Your doctor has scheduled a defecography for you. This handout will tell you how to prepare and what will happen during the exam.

If you have questions, please call Radiology at (608) 263-9729, press #2.

Let us know if:

  • There is any chance you may be pregnant.

  • You have had rectal surgery in the past.

  • You have a history of chronic colitis.

  • You have any renal (kidney) disease.

  • You have heart problems.

  • You have diabetes.

If you have any of these, you may need more instructions.

If you have other tests scheduled before this exam, ask your doctor if you need to change your pre-exam schedule.

If you are taking medicines, ask the doctor about taking them in the 24 hours before the exam.


A defecography is an x-ray of the rectum and sigmoid (lower) portion of the colon while you are emptying contrast from your bowel. In order to see parts of the rectum, it will be filled with contrast. If present, the vagina will also be filled with a small amount of contrast. Prior to the examination, you will drink contrast, so your small bowel is visible as well.

Day of the Exam

Prior to arriving to the Radiology Department, please give yourself a rectal cleansing enema. You can purchase this without a prescription from any drugstore.

If you are an inpatient, you will be taken to Radiology.

If you are an outpatient, go to the place where the exam is scheduled. It will either be Digestive Health Center Radiology or UW Hospital Radiology (G3/3Atrium elevators to the 3rd floor). Arrive at the time scheduled.

When you arrive, we will ask you to drink two cups of contrast before the exam.

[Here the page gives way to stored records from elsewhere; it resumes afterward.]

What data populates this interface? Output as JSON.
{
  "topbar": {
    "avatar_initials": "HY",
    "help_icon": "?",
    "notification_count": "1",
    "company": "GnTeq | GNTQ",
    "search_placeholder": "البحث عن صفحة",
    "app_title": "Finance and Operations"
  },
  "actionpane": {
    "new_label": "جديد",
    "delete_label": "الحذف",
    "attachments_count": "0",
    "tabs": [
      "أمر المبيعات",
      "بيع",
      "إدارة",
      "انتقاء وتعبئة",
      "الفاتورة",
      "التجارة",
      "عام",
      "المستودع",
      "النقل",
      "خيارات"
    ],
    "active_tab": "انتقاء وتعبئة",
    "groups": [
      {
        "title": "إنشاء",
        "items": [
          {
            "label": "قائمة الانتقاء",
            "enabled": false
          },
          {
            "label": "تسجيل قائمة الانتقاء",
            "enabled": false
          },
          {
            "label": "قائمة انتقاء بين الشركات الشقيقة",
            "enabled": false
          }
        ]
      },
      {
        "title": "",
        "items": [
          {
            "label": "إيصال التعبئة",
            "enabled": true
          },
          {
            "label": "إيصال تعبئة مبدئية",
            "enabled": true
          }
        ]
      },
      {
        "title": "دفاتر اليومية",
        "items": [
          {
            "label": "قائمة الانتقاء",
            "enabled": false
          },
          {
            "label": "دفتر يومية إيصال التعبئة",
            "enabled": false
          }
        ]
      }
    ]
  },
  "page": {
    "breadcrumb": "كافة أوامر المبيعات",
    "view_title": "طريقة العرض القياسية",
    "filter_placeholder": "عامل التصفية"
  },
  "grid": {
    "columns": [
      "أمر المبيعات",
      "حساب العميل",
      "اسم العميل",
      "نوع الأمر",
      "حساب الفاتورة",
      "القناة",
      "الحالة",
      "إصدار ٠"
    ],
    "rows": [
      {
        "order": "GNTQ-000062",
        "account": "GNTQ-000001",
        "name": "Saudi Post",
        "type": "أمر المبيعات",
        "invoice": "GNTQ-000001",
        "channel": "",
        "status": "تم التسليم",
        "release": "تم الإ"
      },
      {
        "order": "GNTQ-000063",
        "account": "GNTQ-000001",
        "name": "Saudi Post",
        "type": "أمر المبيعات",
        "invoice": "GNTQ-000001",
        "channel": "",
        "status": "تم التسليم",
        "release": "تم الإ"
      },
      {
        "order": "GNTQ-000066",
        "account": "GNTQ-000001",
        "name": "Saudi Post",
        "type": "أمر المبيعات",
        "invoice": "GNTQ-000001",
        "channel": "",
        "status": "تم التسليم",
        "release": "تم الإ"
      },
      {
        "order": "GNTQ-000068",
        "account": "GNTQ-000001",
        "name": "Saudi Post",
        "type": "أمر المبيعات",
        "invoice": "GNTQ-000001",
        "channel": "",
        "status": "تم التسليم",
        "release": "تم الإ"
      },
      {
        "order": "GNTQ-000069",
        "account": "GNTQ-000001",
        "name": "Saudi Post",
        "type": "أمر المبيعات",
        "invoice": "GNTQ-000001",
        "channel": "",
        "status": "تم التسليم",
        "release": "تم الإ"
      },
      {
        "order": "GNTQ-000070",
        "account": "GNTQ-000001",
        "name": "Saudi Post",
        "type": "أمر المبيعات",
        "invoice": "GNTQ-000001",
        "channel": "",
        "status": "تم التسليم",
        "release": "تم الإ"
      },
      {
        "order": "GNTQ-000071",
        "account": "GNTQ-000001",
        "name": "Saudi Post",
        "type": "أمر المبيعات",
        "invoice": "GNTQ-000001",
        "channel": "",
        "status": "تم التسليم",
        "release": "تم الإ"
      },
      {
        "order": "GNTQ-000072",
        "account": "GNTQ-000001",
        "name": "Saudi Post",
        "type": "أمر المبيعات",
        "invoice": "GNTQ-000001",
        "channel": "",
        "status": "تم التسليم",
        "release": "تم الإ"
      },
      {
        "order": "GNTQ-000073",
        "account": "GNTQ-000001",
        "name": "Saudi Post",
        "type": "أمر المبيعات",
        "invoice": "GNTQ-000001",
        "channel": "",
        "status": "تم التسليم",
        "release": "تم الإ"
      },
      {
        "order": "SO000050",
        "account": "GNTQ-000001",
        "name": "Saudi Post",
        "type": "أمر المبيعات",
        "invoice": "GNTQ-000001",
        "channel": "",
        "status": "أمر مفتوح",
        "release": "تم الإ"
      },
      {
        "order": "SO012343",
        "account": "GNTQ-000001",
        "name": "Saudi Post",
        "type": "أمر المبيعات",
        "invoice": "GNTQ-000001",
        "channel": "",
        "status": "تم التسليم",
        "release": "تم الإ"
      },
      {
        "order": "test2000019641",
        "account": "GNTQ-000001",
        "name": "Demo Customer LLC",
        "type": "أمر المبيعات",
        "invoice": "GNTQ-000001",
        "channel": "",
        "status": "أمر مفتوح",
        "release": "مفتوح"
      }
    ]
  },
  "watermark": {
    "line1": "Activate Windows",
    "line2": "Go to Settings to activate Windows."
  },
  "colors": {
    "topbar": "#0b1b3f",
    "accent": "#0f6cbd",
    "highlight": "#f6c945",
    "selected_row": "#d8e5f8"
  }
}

This will help show your small bowel.

We will give you a robe and gown to put on.

The Procedure

If you have a vagina, we will place a lubricated tube in it and fill it with contrast gel.

We will place a lubricated tube into your rectum. We will use contrast paste to fill the rectum. Using a special screen, the radiologist will watch your rectum empty while you sit on a commode. The lights will be dim so the doctor can see the screen clearly. You will hear the x-ray machine make a humming noise.

We will take pictures and video images during the exam and elimination process. This part of the exam takes only a few minutes. You may then expel any remaining contrast in a nearby bathroom.

After the Exam

The radiologist will communicate the results of the exam to your doctor. Your doctor will then talk with you and suggest further treatment, if needed.

Ask the doctor if you should take two tablespoons of milk of magnesia to help you expel any extra contrast in your bowel.

Your bowel movements may be whitish in color for a day or two. This is normal. This color is caused by traces of contrast still in your bowel. Drink plenty of fluids to help wash the contrast out.

You may continue your usual diet unless your doctor tells you otherwise.